EXERCISE DIRECTIONS:
Read through the entries below and copy each line where "title" turns up.

RECORDS FOR THIS TASK:

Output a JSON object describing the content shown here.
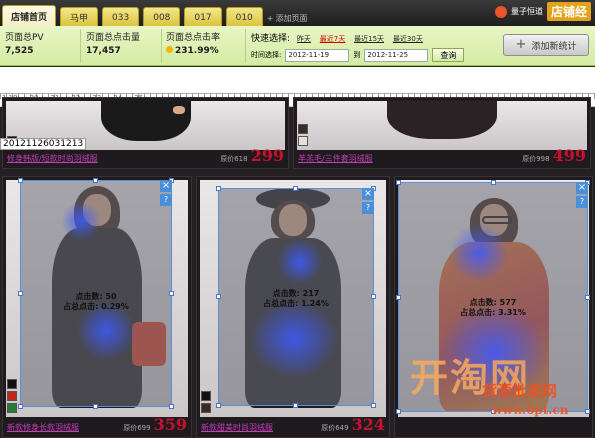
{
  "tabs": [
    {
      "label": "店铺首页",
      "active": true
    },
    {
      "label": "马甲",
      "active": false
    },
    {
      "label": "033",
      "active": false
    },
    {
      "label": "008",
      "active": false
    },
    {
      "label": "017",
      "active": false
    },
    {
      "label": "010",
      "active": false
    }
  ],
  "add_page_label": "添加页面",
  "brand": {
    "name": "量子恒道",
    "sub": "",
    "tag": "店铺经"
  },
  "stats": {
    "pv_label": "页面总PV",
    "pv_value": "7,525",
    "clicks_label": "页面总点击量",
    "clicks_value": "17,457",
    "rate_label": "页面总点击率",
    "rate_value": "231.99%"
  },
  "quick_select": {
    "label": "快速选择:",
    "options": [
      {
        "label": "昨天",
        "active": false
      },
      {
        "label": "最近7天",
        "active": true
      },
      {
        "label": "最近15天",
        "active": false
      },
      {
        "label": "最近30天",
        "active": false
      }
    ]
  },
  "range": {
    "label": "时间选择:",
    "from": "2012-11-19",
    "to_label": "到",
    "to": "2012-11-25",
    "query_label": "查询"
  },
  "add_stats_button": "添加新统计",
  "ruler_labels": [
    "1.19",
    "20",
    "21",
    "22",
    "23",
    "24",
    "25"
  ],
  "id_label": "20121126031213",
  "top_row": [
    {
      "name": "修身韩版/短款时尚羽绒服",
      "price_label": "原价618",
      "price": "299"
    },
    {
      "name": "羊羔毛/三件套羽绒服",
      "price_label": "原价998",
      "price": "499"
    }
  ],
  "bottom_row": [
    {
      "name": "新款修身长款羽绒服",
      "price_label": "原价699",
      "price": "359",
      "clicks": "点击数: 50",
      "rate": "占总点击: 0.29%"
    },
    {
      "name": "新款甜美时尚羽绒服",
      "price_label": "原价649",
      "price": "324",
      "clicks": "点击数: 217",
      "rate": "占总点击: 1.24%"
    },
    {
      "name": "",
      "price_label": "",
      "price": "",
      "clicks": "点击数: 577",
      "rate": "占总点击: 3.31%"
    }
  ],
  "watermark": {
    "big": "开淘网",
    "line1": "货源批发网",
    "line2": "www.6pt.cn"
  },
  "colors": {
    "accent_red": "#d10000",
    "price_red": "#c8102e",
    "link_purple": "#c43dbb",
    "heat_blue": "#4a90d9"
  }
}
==
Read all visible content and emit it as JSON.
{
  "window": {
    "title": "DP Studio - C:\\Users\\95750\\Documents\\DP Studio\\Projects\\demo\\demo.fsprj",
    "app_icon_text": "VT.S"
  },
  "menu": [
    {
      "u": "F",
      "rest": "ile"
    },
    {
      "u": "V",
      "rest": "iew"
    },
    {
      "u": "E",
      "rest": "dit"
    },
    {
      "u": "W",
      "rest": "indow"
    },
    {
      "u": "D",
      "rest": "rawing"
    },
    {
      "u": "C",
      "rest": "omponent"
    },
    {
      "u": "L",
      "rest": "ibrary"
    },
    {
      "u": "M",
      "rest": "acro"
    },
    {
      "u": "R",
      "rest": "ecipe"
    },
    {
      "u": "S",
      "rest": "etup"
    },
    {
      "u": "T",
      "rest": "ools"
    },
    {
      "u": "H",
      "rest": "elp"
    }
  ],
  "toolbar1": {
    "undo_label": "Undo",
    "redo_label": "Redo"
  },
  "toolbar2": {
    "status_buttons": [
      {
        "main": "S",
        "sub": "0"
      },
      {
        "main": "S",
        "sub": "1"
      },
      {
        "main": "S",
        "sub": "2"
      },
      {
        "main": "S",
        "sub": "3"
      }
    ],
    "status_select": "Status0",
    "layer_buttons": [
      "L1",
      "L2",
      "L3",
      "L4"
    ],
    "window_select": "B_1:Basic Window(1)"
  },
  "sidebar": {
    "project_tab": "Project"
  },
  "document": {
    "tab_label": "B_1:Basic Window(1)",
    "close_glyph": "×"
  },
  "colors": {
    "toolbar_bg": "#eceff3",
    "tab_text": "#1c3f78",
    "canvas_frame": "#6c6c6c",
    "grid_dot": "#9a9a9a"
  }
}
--
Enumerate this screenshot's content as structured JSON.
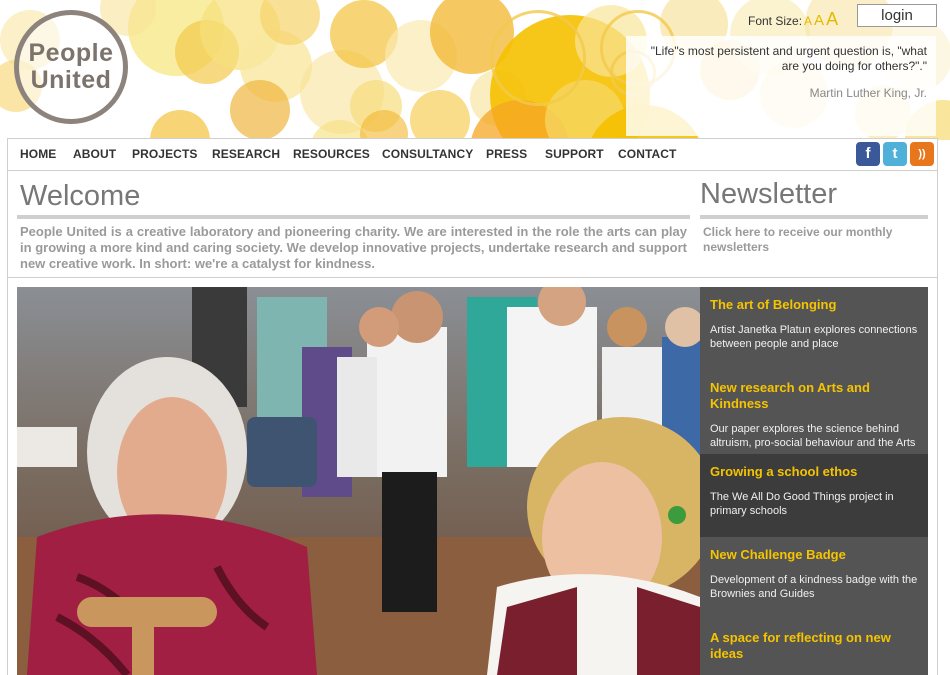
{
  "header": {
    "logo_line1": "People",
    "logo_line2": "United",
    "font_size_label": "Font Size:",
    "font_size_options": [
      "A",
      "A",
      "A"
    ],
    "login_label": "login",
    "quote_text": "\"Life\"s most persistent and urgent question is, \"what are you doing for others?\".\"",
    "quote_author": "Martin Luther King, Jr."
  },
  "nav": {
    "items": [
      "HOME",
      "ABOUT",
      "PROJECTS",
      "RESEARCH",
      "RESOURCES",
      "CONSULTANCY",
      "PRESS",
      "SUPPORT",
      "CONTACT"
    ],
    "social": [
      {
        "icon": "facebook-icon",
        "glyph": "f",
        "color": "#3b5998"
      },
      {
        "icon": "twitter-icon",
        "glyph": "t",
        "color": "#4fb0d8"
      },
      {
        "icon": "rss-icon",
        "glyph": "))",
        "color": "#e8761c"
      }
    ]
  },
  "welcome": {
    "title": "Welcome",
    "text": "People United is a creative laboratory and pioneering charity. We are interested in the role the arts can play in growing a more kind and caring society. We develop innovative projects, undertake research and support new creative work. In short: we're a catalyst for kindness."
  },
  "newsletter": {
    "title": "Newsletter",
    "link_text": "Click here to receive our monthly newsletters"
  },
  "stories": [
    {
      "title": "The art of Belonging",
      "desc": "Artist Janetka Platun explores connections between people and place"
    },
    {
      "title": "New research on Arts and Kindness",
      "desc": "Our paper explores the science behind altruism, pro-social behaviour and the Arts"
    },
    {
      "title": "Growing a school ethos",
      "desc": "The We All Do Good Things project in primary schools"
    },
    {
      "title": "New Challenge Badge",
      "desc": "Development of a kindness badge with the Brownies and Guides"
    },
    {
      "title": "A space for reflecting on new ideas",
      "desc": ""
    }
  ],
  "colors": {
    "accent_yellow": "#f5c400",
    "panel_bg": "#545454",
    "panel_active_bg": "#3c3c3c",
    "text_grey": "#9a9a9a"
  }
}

RESULT:
    "title": "DP Studio - C:\\Users\\95750\\Documents\\DP Studio\\Projects\\demo\\demo.fsprj",
    "title": "Welcome",
    "title": "Newsletter",
      "title": "The art of Belonging",
      "title": "New research on Arts and Kindness",
      "title": "Growing a school ethos",
      "title": "New Challenge Badge",
      "title": "A space for reflecting on new ideas",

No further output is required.